▶ Problem
Which of the lines in the data below contain the string "title"? Copy each of them.

▶ Material for this task
┌──

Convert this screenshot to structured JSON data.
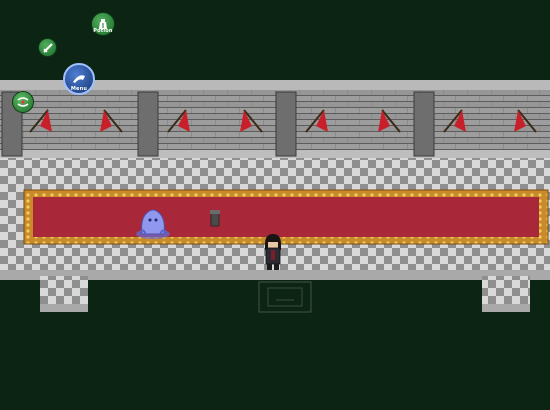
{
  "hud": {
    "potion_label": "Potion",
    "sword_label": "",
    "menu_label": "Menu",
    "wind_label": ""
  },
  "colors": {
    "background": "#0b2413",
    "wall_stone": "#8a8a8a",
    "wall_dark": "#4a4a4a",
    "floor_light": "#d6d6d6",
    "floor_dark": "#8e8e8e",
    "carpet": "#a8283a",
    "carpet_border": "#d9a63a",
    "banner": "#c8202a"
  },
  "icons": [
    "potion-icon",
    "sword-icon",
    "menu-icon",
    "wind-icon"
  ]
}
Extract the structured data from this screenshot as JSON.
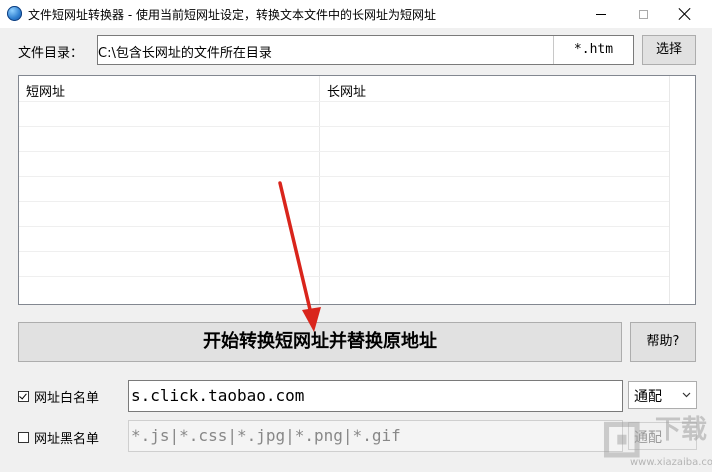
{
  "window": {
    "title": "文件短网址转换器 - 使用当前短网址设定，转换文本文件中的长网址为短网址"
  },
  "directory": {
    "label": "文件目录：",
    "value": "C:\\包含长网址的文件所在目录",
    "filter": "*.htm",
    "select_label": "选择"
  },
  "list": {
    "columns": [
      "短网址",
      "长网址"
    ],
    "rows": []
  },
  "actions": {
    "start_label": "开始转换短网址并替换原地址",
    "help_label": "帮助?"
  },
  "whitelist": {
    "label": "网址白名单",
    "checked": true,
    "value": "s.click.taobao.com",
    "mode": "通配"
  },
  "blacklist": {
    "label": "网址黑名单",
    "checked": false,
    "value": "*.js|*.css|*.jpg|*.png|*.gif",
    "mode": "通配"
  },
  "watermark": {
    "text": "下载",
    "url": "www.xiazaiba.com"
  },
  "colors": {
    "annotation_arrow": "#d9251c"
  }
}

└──
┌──

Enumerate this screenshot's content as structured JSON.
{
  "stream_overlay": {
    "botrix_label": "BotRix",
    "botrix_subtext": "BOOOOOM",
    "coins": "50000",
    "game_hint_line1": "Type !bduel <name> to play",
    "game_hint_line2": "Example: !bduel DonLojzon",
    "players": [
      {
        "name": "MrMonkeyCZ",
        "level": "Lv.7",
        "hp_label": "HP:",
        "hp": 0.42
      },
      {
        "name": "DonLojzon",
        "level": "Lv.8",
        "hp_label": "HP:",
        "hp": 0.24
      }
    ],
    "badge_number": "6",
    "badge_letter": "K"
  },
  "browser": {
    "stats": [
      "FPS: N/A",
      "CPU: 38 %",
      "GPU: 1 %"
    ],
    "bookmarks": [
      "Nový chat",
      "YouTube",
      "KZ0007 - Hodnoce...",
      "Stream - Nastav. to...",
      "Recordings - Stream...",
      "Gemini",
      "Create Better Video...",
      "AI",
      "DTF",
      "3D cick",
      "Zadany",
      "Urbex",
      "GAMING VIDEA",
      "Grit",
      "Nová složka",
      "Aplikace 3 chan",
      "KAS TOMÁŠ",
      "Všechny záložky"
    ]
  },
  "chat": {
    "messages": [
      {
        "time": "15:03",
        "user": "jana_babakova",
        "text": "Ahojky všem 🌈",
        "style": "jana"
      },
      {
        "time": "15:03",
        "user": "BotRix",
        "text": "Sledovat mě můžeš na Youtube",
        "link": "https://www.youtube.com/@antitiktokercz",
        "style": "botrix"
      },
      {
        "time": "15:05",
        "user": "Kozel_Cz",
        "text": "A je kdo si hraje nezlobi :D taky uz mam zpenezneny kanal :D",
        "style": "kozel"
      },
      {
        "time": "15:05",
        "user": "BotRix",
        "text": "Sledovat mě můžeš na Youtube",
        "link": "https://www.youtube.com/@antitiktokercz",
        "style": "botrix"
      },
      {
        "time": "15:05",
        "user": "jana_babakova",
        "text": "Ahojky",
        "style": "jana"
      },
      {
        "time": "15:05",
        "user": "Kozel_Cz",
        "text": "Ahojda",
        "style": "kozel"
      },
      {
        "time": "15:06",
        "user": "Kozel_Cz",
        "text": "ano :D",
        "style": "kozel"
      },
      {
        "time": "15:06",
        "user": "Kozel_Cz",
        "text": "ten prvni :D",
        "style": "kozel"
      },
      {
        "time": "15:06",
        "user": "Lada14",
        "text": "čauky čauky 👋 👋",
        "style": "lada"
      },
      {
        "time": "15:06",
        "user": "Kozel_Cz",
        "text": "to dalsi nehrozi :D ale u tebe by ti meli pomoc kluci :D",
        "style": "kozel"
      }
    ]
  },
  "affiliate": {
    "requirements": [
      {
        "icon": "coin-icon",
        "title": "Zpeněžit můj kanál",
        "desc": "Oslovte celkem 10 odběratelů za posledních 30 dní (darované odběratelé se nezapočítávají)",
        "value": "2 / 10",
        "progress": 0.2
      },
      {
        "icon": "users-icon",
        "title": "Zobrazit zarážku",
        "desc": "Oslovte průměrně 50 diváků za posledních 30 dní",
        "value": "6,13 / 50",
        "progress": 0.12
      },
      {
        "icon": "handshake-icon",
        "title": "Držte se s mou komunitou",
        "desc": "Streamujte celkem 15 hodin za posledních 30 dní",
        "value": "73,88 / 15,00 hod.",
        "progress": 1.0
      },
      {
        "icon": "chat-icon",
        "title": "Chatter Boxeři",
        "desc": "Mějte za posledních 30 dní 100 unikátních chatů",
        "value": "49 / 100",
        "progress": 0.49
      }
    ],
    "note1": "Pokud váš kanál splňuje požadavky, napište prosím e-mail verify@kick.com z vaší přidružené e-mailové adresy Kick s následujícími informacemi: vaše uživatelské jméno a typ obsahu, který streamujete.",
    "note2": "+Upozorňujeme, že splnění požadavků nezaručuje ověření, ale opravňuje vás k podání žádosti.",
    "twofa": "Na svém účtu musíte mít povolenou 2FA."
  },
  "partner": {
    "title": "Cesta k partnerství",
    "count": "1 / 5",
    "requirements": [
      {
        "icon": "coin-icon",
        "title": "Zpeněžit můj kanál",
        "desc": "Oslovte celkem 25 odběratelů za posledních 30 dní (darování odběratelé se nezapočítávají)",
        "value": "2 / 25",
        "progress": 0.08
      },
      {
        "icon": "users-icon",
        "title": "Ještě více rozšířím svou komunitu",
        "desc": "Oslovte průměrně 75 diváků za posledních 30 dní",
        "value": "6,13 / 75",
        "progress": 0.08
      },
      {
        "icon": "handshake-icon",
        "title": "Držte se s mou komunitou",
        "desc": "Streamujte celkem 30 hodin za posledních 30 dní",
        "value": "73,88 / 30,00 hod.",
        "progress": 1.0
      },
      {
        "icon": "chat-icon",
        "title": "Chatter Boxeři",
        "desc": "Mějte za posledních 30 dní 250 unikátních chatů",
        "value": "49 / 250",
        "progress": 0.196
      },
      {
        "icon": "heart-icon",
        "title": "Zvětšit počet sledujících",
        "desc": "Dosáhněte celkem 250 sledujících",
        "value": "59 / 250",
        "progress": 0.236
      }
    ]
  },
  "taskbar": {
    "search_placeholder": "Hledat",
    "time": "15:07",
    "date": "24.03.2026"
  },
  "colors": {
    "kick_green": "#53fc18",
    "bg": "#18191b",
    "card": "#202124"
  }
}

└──

▶ Answer section
    "title": "文件短网址转换器 - 使用当前短网址设定，转换文本文件中的长网址为短网址"
        "title": "Zpeněžit můj kanál",
        "title": "Zobrazit zarážku",
        "title": "Držte se s mou komunitou",
        "title": "Chatter Boxeři",
    "title": "Cesta k partnerství",
        "title": "Zpeněžit můj kanál",
        "title": "Ještě více rozšířím svou komunitu",
        "title": "Držte se s mou komunitou",
        "title": "Chatter Boxeři",
        "title": "Zvětšit počet sledujících",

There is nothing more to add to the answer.